[EXERCISE INPUTS]
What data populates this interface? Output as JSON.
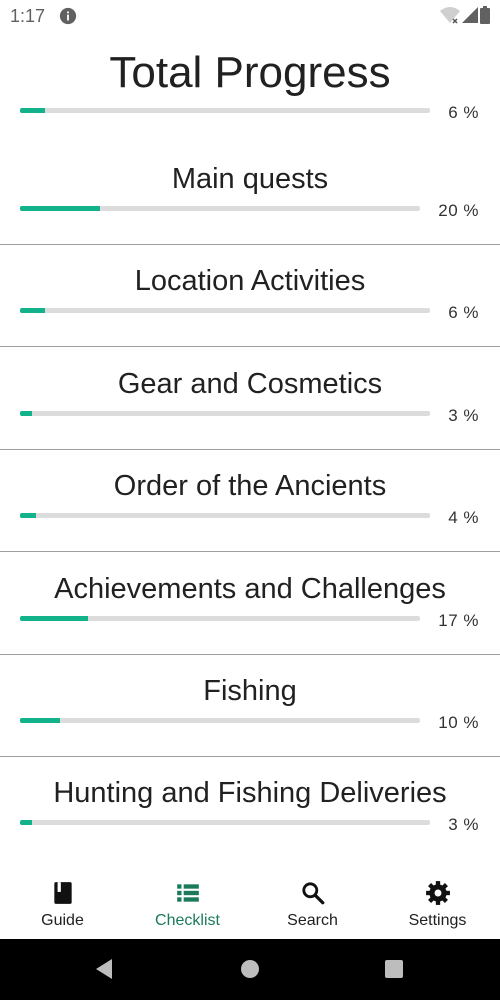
{
  "status_bar": {
    "time": "1:17",
    "icons": [
      "info-icon",
      "wifi-icon",
      "signal-icon",
      "battery-icon"
    ]
  },
  "total": {
    "title": "Total Progress",
    "progress": 6,
    "percent_label": "6 %"
  },
  "categories": [
    {
      "title": "Main quests",
      "progress": 20,
      "percent_label": "20 %"
    },
    {
      "title": "Location Activities",
      "progress": 6,
      "percent_label": "6 %"
    },
    {
      "title": "Gear and Cosmetics",
      "progress": 3,
      "percent_label": "3 %"
    },
    {
      "title": "Order of the Ancients",
      "progress": 4,
      "percent_label": "4 %"
    },
    {
      "title": "Achievements and Challenges",
      "progress": 17,
      "percent_label": "17 %"
    },
    {
      "title": "Fishing",
      "progress": 10,
      "percent_label": "10 %"
    },
    {
      "title": "Hunting and Fishing Deliveries",
      "progress": 3,
      "percent_label": "3 %"
    }
  ],
  "bottom_nav": [
    {
      "label": "Guide",
      "icon": "book-icon",
      "active": false
    },
    {
      "label": "Checklist",
      "icon": "checklist-icon",
      "active": true
    },
    {
      "label": "Search",
      "icon": "search-icon",
      "active": false
    },
    {
      "label": "Settings",
      "icon": "gear-icon",
      "active": false
    }
  ],
  "colors": {
    "accent": "#12b38a",
    "active_nav": "#1b7a58",
    "track": "#dcdcdc"
  }
}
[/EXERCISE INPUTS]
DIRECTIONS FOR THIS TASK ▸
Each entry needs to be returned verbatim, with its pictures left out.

ANSWER ▸
What data populates this interface? Output as JSON.
{
  "status_bar": {
    "time": "1:17",
    "icons": [
      "info-icon",
      "wifi-icon",
      "signal-icon",
      "battery-icon"
    ]
  },
  "total": {
    "title": "Total Progress",
    "progress": 6,
    "percent_label": "6 %"
  },
  "categories": [
    {
      "title": "Main quests",
      "progress": 20,
      "percent_label": "20 %"
    },
    {
      "title": "Location Activities",
      "progress": 6,
      "percent_label": "6 %"
    },
    {
      "title": "Gear and Cosmetics",
      "progress": 3,
      "percent_label": "3 %"
    },
    {
      "title": "Order of the Ancients",
      "progress": 4,
      "percent_label": "4 %"
    },
    {
      "title": "Achievements and Challenges",
      "progress": 17,
      "percent_label": "17 %"
    },
    {
      "title": "Fishing",
      "progress": 10,
      "percent_label": "10 %"
    },
    {
      "title": "Hunting and Fishing Deliveries",
      "progress": 3,
      "percent_label": "3 %"
    }
  ],
  "bottom_nav": [
    {
      "label": "Guide",
      "icon": "book-icon",
      "active": false
    },
    {
      "label": "Checklist",
      "icon": "checklist-icon",
      "active": true
    },
    {
      "label": "Search",
      "icon": "search-icon",
      "active": false
    },
    {
      "label": "Settings",
      "icon": "gear-icon",
      "active": false
    }
  ],
  "colors": {
    "accent": "#12b38a",
    "active_nav": "#1b7a58",
    "track": "#dcdcdc"
  }
}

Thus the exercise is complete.